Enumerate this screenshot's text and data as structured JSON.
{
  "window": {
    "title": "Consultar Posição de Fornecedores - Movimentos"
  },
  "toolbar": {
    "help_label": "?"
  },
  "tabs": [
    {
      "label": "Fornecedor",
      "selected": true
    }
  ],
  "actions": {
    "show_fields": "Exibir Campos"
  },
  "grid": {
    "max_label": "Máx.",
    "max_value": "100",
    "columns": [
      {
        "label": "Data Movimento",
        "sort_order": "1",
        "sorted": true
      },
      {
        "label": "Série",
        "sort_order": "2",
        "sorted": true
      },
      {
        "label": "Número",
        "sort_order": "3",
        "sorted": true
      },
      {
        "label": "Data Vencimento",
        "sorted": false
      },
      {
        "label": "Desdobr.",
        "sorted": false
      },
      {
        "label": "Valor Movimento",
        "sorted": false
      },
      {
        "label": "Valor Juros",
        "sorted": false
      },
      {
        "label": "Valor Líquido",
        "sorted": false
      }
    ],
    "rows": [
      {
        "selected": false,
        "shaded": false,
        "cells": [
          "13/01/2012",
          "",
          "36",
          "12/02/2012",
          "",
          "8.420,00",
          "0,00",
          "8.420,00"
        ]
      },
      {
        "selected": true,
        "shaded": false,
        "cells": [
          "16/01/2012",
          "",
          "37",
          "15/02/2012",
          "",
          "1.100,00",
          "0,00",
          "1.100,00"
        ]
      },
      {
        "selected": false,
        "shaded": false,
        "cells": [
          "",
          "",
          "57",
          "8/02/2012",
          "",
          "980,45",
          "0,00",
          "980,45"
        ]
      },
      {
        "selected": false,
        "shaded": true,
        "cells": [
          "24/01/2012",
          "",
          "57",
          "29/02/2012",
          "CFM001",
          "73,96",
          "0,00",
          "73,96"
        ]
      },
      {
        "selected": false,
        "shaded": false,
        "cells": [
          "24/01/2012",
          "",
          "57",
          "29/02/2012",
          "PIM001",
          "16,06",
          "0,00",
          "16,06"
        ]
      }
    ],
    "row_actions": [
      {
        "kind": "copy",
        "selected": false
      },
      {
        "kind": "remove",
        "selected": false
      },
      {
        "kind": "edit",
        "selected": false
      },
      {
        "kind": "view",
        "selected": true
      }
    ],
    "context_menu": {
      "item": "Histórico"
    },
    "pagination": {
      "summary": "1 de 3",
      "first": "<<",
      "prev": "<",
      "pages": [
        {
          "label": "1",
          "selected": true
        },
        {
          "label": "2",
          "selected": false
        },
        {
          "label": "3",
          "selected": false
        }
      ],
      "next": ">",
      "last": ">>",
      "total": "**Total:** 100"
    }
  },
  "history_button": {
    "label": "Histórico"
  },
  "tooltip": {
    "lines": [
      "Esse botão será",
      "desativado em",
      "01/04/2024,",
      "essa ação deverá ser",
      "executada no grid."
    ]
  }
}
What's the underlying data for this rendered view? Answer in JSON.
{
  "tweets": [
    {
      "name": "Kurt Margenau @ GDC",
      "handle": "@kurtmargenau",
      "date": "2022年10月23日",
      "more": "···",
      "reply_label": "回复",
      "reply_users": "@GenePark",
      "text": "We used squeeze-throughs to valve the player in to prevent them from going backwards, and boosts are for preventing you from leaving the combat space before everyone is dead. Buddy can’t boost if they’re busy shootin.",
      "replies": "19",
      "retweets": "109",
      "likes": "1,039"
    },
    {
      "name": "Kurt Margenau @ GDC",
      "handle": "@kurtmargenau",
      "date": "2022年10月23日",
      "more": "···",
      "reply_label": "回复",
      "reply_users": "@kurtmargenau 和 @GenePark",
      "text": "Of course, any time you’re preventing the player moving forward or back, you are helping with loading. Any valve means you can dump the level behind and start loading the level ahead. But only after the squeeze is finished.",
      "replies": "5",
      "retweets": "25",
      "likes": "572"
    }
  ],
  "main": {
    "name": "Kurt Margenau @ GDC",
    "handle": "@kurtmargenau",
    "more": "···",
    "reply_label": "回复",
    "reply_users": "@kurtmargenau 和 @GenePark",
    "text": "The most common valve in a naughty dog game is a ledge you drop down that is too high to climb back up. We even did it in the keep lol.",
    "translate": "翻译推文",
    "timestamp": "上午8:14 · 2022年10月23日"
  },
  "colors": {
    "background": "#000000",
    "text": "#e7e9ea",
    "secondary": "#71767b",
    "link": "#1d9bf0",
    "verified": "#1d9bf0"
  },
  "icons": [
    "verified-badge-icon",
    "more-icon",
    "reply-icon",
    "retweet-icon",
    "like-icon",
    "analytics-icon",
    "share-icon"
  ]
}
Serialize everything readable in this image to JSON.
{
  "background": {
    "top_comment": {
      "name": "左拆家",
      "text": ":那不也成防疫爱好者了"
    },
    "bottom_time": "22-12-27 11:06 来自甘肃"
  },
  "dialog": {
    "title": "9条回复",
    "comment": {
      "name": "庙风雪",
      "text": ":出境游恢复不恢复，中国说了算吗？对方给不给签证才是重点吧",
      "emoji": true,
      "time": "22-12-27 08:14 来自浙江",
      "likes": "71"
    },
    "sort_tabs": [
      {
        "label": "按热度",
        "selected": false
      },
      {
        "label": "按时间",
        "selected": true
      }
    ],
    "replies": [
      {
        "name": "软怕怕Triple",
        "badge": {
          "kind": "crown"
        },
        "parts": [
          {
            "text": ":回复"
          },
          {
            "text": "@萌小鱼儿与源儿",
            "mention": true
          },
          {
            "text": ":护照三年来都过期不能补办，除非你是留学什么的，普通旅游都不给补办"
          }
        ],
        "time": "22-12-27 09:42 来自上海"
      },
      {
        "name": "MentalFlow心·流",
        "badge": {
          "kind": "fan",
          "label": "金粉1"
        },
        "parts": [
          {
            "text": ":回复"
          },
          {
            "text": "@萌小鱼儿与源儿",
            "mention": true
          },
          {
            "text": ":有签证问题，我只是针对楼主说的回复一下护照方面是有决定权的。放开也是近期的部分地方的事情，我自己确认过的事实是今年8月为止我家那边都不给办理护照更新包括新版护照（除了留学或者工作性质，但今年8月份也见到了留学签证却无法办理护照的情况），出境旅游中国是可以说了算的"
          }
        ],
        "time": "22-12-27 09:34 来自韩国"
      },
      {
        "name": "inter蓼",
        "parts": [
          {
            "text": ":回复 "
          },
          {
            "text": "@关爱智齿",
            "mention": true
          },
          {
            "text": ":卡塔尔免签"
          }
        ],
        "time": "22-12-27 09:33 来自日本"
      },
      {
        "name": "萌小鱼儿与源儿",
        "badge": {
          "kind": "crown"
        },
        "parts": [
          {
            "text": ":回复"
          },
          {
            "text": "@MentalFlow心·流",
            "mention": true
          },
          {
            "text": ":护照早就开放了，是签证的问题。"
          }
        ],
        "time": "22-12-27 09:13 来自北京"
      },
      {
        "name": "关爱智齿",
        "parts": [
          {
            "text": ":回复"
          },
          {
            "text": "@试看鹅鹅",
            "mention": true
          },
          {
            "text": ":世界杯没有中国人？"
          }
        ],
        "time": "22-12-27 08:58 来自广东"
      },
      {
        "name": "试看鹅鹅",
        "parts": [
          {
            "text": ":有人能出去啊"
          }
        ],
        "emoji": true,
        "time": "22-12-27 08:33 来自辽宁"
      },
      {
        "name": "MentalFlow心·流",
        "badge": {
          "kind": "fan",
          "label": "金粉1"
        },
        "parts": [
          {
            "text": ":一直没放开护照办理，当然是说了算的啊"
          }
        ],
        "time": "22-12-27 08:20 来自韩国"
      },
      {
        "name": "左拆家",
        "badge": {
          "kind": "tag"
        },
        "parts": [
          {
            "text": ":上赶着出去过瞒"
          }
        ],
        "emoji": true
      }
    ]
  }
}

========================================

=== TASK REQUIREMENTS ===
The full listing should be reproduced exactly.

=== WORKED SOLUTION ===
Enumerate this screenshot's text and data as structured JSON.
{
  "window": {
    "title": "Consultar Posição de Fornecedores - Movimentos"
  },
  "toolbar": {
    "help_label": "?"
  },
  "tabs": [
    {
      "label": "Fornecedor",
      "selected": true
    }
  ],
  "actions": {
    "show_fields": "Exibir Campos"
  },
  "grid": {
    "max_label": "Máx.",
    "max_value": "100",
    "columns": [
      {
        "label": "Data Movimento",
        "sort_order": "1",
        "sorted": true
      },
      {
        "label": "Série",
        "sort_order": "2",
        "sorted": true
      },
      {
        "label": "Número",
        "sort_order": "3",
        "sorted": true
      },
      {
        "label": "Data Vencimento",
        "sorted": false
      },
      {
        "label": "Desdobr.",
        "sorted": false
      },
      {
        "label": "Valor Movimento",
        "sorted": false
      },
      {
        "label": "Valor Juros",
        "sorted": false
      },
      {
        "label": "Valor Líquido",
        "sorted": false
      }
    ],
    "rows": [
      {
        "selected": false,
        "shaded": false,
        "cells": [
          "13/01/2012",
          "",
          "36",
          "12/02/2012",
          "",
          "8.420,00",
          "0,00",
          "8.420,00"
        ]
      },
      {
        "selected": true,
        "shaded": false,
        "cells": [
          "16/01/2012",
          "",
          "37",
          "15/02/2012",
          "",
          "1.100,00",
          "0,00",
          "1.100,00"
        ]
      },
      {
        "selected": false,
        "shaded": false,
        "cells": [
          "",
          "",
          "57",
          "8/02/2012",
          "",
          "980,45",
          "0,00",
          "980,45"
        ]
      },
      {
        "selected": false,
        "shaded": true,
        "cells": [
          "24/01/2012",
          "",
          "57",
          "29/02/2012",
          "CFM001",
          "73,96",
          "0,00",
          "73,96"
        ]
      },
      {
        "selected": false,
        "shaded": false,
        "cells": [
          "24/01/2012",
          "",
          "57",
          "29/02/2012",
          "PIM001",
          "16,06",
          "0,00",
          "16,06"
        ]
      }
    ],
    "row_actions": [
      {
        "kind": "copy",
        "selected": false
      },
      {
        "kind": "remove",
        "selected": false
      },
      {
        "kind": "edit",
        "selected": false
      },
      {
        "kind": "view",
        "selected": true
      }
    ],
    "context_menu": {
      "item": "Histórico"
    },
    "pagination": {
      "summary": "1 de 3",
      "first": "<<",
      "prev": "<",
      "pages": [
        {
          "label": "1",
          "selected": true
        },
        {
          "label": "2",
          "selected": false
        },
        {
          "label": "3",
          "selected": false
        }
      ],
      "next": ">",
      "last": ">>",
      "total": "**Total:** 100"
    }
  },
  "history_button": {
    "label": "Histórico"
  },
  "tooltip": {
    "lines": [
      "Esse botão será",
      "desativado em",
      "01/04/2024,",
      "essa ação deverá ser",
      "executada no grid."
    ]
  }
}
What's the underlying data for this rendered view? Answer in JSON.
{
  "tweets": [
    {
      "name": "Kurt Margenau @ GDC",
      "handle": "@kurtmargenau",
      "date": "2022年10月23日",
      "more": "···",
      "reply_label": "回复",
      "reply_users": "@GenePark",
      "text": "We used squeeze-throughs to valve the player in to prevent them from going backwards, and boosts are for preventing you from leaving the combat space before everyone is dead. Buddy can’t boost if they’re busy shootin.",
      "replies": "19",
      "retweets": "109",
      "likes": "1,039"
    },
    {
      "name": "Kurt Margenau @ GDC",
      "handle": "@kurtmargenau",
      "date": "2022年10月23日",
      "more": "···",
      "reply_label": "回复",
      "reply_users": "@kurtmargenau 和 @GenePark",
      "text": "Of course, any time you’re preventing the player moving forward or back, you are helping with loading. Any valve means you can dump the level behind and start loading the level ahead. But only after the squeeze is finished.",
      "replies": "5",
      "retweets": "25",
      "likes": "572"
    }
  ],
  "main": {
    "name": "Kurt Margenau @ GDC",
    "handle": "@kurtmargenau",
    "more": "···",
    "reply_label": "回复",
    "reply_users": "@kurtmargenau 和 @GenePark",
    "text": "The most common valve in a naughty dog game is a ledge you drop down that is too high to climb back up. We even did it in the keep lol.",
    "translate": "翻译推文",
    "timestamp": "上午8:14 · 2022年10月23日"
  },
  "colors": {
    "background": "#000000",
    "text": "#e7e9ea",
    "secondary": "#71767b",
    "link": "#1d9bf0",
    "verified": "#1d9bf0"
  },
  "icons": [
    "verified-badge-icon",
    "more-icon",
    "reply-icon",
    "retweet-icon",
    "like-icon",
    "analytics-icon",
    "share-icon"
  ]
}
Serialize everything readable in this image to JSON.
{
  "background": {
    "top_comment": {
      "name": "左拆家",
      "text": ":那不也成防疫爱好者了"
    },
    "bottom_time": "22-12-27 11:06 来自甘肃"
  },
  "dialog": {
    "title": "9条回复",
    "comment": {
      "name": "庙风雪",
      "text": ":出境游恢复不恢复，中国说了算吗？对方给不给签证才是重点吧",
      "emoji": true,
      "time": "22-12-27 08:14 来自浙江",
      "likes": "71"
    },
    "sort_tabs": [
      {
        "label": "按热度",
        "selected": false
      },
      {
        "label": "按时间",
        "selected": true
      }
    ],
    "replies": [
      {
        "name": "软怕怕Triple",
        "badge": {
          "kind": "crown"
        },
        "parts": [
          {
            "text": ":回复"
          },
          {
            "text": "@萌小鱼儿与源儿",
            "mention": true
          },
          {
            "text": ":护照三年来都过期不能补办，除非你是留学什么的，普通旅游都不给补办"
          }
        ],
        "time": "22-12-27 09:42 来自上海"
      },
      {
        "name": "MentalFlow心·流",
        "badge": {
          "kind": "fan",
          "label": "金粉1"
        },
        "parts": [
          {
            "text": ":回复"
          },
          {
            "text": "@萌小鱼儿与源儿",
            "mention": true
          },
          {
            "text": ":有签证问题，我只是针对楼主说的回复一下护照方面是有决定权的。放开也是近期的部分地方的事情，我自己确认过的事实是今年8月为止我家那边都不给办理护照更新包括新版护照（除了留学或者工作性质，但今年8月份也见到了留学签证却无法办理护照的情况），出境旅游中国是可以说了算的"
          }
        ],
        "time": "22-12-27 09:34 来自韩国"
      },
      {
        "name": "inter蓼",
        "parts": [
          {
            "text": ":回复 "
          },
          {
            "text": "@关爱智齿",
            "mention": true
          },
          {
            "text": ":卡塔尔免签"
          }
        ],
        "time": "22-12-27 09:33 来自日本"
      },
      {
        "name": "萌小鱼儿与源儿",
        "badge": {
          "kind": "crown"
        },
        "parts": [
          {
            "text": ":回复"
          },
          {
            "text": "@MentalFlow心·流",
            "mention": true
          },
          {
            "text": ":护照早就开放了，是签证的问题。"
          }
        ],
        "time": "22-12-27 09:13 来自北京"
      },
      {
        "name": "关爱智齿",
        "parts": [
          {
            "text": ":回复"
          },
          {
            "text": "@试看鹅鹅",
            "mention": true
          },
          {
            "text": ":世界杯没有中国人？"
          }
        ],
        "time": "22-12-27 08:58 来自广东"
      },
      {
        "name": "试看鹅鹅",
        "parts": [
          {
            "text": ":有人能出去啊"
          }
        ],
        "emoji": true,
        "time": "22-12-27 08:33 来自辽宁"
      },
      {
        "name": "MentalFlow心·流",
        "badge": {
          "kind": "fan",
          "label": "金粉1"
        },
        "parts": [
          {
            "text": ":一直没放开护照办理，当然是说了算的啊"
          }
        ],
        "time": "22-12-27 08:20 来自韩国"
      },
      {
        "name": "左拆家",
        "badge": {
          "kind": "tag"
        },
        "parts": [
          {
            "text": ":上赶着出去过瞒"
          }
        ],
        "emoji": true
      }
    ]
  }
}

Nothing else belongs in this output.